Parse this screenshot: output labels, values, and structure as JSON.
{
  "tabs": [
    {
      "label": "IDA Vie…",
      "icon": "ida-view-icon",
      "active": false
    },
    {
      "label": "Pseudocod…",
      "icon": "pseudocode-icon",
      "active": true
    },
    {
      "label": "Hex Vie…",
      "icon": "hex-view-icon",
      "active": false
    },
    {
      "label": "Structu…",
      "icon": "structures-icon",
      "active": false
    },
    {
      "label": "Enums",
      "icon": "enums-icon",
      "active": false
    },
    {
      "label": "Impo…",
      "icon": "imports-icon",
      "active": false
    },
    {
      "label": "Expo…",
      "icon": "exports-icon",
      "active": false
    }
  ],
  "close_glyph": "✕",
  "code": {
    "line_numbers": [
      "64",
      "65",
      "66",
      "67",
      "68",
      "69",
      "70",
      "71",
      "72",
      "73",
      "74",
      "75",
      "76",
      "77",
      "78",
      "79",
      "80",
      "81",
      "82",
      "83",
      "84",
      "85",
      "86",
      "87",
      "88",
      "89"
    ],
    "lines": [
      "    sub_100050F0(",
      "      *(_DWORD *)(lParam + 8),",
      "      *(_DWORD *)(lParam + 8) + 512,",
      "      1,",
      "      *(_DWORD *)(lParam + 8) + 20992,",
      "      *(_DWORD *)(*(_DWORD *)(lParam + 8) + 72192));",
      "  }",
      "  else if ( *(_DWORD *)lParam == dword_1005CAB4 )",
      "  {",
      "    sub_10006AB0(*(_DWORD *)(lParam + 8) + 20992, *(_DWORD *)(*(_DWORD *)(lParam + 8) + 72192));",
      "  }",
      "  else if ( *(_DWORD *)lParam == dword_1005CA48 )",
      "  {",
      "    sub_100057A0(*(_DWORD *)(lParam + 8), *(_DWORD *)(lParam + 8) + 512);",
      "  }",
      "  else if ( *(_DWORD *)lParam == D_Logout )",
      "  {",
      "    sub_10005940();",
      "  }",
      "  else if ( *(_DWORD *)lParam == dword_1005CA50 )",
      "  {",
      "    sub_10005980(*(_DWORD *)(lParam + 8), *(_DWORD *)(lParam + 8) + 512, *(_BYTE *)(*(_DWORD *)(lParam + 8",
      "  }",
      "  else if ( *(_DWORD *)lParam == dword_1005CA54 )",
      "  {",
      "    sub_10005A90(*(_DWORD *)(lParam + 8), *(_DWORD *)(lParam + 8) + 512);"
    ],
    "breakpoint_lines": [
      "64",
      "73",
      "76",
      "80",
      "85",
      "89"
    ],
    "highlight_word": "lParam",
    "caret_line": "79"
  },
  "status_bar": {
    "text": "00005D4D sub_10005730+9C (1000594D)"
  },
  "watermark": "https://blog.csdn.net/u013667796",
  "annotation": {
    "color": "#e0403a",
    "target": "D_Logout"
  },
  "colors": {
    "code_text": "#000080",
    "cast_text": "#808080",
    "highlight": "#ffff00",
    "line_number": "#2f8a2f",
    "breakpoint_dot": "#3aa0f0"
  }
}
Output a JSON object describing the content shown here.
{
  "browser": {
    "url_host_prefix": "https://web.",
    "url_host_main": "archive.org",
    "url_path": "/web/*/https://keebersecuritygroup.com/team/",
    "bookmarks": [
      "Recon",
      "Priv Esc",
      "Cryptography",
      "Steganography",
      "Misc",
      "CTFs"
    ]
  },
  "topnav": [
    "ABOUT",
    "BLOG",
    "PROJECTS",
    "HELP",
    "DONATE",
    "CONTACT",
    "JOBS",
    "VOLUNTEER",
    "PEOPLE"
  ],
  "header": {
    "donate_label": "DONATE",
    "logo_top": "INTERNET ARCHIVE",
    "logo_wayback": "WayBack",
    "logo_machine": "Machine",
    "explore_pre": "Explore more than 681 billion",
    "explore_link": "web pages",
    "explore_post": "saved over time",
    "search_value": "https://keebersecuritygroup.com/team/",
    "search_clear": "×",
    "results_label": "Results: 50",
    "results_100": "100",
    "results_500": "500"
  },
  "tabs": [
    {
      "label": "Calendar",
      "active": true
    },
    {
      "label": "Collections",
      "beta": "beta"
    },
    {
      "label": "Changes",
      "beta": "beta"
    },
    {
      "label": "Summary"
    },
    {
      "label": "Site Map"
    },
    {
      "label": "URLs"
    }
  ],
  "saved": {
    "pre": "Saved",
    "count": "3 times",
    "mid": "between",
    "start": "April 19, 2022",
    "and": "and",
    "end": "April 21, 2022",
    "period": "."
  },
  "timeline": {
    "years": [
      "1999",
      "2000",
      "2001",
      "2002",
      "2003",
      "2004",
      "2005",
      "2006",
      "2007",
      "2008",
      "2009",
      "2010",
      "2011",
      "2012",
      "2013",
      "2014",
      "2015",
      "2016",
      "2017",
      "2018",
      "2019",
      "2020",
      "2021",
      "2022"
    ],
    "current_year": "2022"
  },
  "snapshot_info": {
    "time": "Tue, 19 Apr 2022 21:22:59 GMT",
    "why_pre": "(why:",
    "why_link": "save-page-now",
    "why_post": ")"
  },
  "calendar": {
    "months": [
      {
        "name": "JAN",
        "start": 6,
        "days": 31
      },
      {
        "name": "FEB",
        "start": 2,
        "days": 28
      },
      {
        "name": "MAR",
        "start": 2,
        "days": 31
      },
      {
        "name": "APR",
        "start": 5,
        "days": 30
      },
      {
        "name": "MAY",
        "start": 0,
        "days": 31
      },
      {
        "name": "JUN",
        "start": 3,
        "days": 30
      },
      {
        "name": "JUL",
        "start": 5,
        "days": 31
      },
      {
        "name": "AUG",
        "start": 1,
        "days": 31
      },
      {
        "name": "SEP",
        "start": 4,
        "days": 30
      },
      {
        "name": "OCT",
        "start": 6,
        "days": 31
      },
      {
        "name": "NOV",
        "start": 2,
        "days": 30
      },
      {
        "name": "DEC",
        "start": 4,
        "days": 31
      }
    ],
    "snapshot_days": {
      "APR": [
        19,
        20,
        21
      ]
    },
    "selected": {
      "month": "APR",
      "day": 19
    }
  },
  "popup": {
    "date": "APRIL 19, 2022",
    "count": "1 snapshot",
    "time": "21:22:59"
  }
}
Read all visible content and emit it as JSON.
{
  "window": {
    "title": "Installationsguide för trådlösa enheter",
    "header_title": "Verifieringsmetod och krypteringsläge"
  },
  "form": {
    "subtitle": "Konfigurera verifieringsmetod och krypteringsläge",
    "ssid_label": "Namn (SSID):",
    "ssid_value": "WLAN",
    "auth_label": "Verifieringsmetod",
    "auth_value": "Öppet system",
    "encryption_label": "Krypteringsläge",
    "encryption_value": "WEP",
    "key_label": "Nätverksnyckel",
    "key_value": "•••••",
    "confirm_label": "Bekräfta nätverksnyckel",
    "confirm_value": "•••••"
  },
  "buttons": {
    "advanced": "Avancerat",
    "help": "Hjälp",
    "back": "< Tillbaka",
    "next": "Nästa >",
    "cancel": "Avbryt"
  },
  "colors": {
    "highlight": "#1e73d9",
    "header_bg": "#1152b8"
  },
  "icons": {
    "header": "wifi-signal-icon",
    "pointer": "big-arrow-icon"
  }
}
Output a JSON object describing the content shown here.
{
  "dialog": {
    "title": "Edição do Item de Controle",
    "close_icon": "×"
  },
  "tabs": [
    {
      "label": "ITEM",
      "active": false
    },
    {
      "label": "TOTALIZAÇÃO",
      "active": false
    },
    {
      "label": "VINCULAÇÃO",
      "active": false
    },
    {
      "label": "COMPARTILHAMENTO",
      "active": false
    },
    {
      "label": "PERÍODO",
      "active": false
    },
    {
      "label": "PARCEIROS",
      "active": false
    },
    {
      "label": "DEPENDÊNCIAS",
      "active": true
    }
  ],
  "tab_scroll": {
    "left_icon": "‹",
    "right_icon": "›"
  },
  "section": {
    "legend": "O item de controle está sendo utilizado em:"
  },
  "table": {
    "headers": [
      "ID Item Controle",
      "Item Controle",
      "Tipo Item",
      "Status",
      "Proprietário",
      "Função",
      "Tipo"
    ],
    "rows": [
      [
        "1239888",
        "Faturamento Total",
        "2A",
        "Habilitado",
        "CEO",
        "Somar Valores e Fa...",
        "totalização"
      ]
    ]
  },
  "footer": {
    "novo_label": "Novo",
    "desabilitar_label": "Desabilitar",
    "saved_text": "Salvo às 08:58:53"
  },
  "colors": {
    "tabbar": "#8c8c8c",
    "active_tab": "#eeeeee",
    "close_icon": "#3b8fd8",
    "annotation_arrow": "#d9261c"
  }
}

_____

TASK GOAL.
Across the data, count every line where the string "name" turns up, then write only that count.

REPLY TO THE EXERCISE.
12